This article is adapted from Sunny Stout Rostron’s new book, Business Coaching Wisdom and Practice: Unlocking the Secrets of Business Coaching (2009) which is available from Knowledge Resources (www.knowres.co.za)
Coaching in South Africa is currently a service industry. To date, COMENSA’s overriding brief has been to develop the credibility of this emerging profession, aligning national standards of professional competence to international standards. A crucial role for COMENSA is to build relationships between buyers and providers of coaching/mentoring services, building connections with professional bodies such as the Worldwide Association of Business Coaches (WABC), the European Mentoring and Coaching Council (EMCC), and the International Coach Federation (ICF).
In Coaching and Buying Coaching Services: A Guide, published by the Chartered Institute of Personnel and Development (CIPD) in the UK, Jessica Jarvis (2004:21) states that one of the CIPD’s surveys found that “four-fifths of respondents now use coaching in their organisations”, but there remains a major concern about the “number of ‘cowboy’ coaches entering the market who are inexperienced, have little training and lack the appropriate knowledge and skills”.
One of the challenges in the UK is a “growing number of business advisers and consultants who have reinvented themselves as coaches and, without any further training, now operate as full-time coaches” (Jarvis, 2004:11–12). This adds to the complexity of a service industry which still lacks legislation and regulation as an industry. For the time being, coaching continues to be self-regulated worldwide.
It seems that, as in most other countries, there is not yet consensus on what are the criteria for a good coach, or the best way to evaluate the individual coaches or the results produced as a consequence of coaching. The range and experience of coaching/mentoring bodies in the UK and Europe are in a position to encourage other professional bodies worldwide to continue to work together to push for greater professionalism, quality standards and adherence to ethical practice.
Contracting is critical
The contract between coach and client sets out which services have been agreed and details fees, outcomes and deliverables to be expected. The contract sets out ground rules for the coaching relationship so that both parties are aware of their obligations. This helps prevent future misunderstandings and provides a firm basis to deal with disagreements. Objectives for the individual executive and the organisation need to be clarified, with boundaries made explicit in terms of confidentiality, fees, cancellation and termination of the contract. Because contracting is complex, it determines what areas, and how deeply, the coach can work with the organisation at an individual, team and systemic level.

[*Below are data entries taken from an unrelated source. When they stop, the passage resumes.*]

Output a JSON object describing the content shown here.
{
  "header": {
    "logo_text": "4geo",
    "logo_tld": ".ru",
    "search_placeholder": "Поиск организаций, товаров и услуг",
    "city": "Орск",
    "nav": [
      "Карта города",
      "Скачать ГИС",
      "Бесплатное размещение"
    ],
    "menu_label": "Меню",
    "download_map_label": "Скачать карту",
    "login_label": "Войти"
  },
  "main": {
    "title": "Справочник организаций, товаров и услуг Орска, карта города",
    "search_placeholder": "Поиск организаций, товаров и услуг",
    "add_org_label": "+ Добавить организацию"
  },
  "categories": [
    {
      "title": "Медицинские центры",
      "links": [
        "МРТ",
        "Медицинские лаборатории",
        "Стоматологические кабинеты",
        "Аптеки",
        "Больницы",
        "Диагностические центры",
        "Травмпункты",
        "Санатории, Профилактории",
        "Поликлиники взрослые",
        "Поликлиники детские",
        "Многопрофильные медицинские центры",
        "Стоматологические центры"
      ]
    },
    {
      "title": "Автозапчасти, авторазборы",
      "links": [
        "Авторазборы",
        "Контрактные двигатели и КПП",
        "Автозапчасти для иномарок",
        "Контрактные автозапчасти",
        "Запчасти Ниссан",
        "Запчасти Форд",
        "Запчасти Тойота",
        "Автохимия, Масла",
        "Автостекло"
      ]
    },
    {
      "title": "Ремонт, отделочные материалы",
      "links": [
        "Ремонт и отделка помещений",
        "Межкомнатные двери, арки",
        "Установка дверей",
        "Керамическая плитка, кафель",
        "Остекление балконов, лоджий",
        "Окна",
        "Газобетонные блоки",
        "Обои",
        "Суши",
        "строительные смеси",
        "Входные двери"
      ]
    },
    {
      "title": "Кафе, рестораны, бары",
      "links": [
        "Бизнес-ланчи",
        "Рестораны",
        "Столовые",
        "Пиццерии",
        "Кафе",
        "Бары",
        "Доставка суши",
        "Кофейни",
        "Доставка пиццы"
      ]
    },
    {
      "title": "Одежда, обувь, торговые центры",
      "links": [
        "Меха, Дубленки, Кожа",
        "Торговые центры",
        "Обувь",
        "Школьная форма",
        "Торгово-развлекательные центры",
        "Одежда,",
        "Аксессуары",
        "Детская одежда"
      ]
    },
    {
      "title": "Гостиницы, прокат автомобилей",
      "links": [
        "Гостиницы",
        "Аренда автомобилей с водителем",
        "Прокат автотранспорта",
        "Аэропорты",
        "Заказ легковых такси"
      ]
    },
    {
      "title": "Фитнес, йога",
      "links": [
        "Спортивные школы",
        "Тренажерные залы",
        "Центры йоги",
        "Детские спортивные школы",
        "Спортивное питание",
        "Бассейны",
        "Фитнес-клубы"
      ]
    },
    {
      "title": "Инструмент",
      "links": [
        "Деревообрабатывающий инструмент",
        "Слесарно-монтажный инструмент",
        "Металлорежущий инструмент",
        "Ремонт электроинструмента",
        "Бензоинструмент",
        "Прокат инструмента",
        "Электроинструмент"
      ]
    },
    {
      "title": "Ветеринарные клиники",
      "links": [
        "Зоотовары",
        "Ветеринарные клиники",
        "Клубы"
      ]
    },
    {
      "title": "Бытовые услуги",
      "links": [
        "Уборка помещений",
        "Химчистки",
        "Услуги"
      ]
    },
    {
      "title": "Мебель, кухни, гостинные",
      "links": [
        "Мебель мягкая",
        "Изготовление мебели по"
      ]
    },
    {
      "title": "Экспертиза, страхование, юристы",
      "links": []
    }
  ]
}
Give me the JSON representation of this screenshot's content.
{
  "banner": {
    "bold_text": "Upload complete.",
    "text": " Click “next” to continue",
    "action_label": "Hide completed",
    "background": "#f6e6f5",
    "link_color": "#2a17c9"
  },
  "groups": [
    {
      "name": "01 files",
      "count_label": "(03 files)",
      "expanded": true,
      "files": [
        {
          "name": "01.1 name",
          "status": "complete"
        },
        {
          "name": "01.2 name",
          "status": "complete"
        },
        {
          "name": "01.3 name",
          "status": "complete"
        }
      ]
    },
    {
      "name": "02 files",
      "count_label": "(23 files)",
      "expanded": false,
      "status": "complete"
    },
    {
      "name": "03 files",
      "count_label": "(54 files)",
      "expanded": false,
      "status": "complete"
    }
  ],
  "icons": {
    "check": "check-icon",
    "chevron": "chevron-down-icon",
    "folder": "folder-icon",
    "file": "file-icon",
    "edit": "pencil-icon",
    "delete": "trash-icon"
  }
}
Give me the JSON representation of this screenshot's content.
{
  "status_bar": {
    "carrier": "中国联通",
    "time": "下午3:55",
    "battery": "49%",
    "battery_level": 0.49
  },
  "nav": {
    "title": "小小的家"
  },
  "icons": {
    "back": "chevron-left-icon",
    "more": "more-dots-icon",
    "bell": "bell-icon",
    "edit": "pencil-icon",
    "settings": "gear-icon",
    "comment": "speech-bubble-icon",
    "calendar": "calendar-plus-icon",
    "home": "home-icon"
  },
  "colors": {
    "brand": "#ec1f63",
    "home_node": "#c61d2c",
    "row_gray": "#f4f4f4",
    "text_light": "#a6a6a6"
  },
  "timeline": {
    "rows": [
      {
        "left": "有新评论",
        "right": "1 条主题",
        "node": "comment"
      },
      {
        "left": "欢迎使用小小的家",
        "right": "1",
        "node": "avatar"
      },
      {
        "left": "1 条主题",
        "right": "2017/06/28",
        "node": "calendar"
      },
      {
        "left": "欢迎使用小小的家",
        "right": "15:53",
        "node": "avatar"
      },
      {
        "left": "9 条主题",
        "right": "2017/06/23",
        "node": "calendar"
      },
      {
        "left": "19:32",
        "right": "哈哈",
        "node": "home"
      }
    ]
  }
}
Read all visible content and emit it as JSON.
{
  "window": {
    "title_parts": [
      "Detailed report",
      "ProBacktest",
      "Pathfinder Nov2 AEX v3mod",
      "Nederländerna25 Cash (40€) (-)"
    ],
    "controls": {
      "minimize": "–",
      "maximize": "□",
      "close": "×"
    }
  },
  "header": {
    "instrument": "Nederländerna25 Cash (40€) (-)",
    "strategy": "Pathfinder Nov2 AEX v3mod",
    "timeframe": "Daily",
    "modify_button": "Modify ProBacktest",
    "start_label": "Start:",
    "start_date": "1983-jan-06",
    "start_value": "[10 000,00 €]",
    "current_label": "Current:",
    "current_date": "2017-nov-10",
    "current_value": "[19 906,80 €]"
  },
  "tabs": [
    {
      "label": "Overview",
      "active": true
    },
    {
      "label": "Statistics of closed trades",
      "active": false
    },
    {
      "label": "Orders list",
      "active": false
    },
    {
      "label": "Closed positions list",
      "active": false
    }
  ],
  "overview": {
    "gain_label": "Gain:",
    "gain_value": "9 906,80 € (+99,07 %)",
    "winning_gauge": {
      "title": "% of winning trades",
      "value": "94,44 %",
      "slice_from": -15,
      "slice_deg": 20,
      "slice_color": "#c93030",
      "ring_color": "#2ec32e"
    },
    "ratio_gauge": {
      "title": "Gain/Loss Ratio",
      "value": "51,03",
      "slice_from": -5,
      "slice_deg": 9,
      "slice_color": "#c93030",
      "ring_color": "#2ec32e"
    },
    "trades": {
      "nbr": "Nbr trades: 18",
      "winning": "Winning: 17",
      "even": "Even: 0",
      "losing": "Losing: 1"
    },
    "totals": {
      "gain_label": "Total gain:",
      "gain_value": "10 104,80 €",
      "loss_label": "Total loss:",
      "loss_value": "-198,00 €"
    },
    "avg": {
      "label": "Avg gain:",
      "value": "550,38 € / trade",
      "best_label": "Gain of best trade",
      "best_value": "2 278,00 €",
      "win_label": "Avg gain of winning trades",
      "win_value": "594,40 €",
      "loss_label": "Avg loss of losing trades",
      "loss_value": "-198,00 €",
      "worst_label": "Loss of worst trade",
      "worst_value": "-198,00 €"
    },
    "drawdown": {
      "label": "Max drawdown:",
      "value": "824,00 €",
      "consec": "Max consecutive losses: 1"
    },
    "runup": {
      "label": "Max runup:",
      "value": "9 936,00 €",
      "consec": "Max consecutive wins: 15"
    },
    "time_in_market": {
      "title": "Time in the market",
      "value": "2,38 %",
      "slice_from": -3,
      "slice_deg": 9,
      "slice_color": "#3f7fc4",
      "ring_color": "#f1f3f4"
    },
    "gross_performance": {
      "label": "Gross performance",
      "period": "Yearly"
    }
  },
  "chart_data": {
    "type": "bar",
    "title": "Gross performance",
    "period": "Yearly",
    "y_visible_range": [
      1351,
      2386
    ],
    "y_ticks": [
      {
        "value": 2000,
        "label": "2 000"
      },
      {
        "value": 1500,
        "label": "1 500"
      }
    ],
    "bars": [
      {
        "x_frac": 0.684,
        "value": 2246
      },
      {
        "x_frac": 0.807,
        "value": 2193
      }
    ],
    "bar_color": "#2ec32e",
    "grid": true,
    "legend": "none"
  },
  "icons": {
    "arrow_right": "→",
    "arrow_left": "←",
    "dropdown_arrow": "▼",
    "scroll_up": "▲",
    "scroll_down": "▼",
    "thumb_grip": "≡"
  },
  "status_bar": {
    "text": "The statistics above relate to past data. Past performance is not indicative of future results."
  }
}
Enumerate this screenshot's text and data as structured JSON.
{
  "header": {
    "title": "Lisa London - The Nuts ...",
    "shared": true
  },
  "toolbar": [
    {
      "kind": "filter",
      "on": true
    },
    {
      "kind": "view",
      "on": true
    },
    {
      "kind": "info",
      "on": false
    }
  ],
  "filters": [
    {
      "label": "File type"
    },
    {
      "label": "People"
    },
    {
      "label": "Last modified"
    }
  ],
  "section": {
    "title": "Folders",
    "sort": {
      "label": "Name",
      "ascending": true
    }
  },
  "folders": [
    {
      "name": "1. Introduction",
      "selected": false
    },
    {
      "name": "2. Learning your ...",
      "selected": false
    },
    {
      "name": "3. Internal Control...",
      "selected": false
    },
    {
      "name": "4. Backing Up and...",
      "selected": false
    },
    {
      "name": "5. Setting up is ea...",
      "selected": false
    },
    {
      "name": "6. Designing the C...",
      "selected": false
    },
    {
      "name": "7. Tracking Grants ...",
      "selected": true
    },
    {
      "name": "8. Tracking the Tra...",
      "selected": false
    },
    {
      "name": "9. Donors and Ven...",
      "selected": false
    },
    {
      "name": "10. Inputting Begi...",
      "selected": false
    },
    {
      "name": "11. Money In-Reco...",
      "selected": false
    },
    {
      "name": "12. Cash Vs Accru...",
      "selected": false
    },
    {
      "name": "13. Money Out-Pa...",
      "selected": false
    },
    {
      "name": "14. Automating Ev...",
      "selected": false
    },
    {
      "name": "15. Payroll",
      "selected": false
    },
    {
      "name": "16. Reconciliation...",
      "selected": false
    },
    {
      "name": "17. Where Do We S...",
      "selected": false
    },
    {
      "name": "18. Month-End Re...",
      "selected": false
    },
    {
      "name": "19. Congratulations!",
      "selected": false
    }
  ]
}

Define coaching in your contract
It is useful to include a definition of coaching within your contract, specifying how coaching differs from the other helping professions. For example, “the services to be provided by coach to client are coaching as designed jointly with the client. Coaching, which is not advice, therapy, or counselling, may address specific personal or professional projects, business issues, or general conditions in the client’s life or profession”.
Other concerns centre on malpractice for coach practitioners, where “malpractice” is defined as “failure of a professional person to render proper services through reprehensible ignorance of negligence or through criminal intent, especially when injury or loss follows; or any improper negligent practice; misconduct or misuse” (Webster’s, 1989). For example, what if a client organisation sues you for failure on your part as a coaching practitioner to render services as contracted? How important is it to have insurance indemnity protection, i.e. “protection or security against damage or loss, or compensation for damage or loss sustained” (Webster’s, 1989), in a similar manner to clinical psychologists? Do you have an arbitration clause in your contract about what the procedures are if conflict or misunderstandings arise?
These seem like abstract issues that may not concern you at present. But, as coaching continues to grow as a discipline, there will be claims against practitioners who do not fulfil service as promised. Because there is currently no legislated protection for practitioners, professional bodies such as EMCC, ICF, WABC and COMENSA may not necessarily provide indemnity insurance, but they can help practitioners to think about contracts and which types of protection are needed for them to practice and offer high quality service with confidence and security.
Jarvis, J. (2004). Coaching and Buying Coaching Services: A Guide. London: CIPD.
Stout Rostron, S. (2009). Business Coaching Wisdom and Practice, Unlocking the Secrets of Business Coaching. Johannesburg: Knowledge Resources.
Webster’s (Eds.). (1989). Webster’s Encyclopedic Unabridged Dictionary of the English Language. New York, NY: Random House.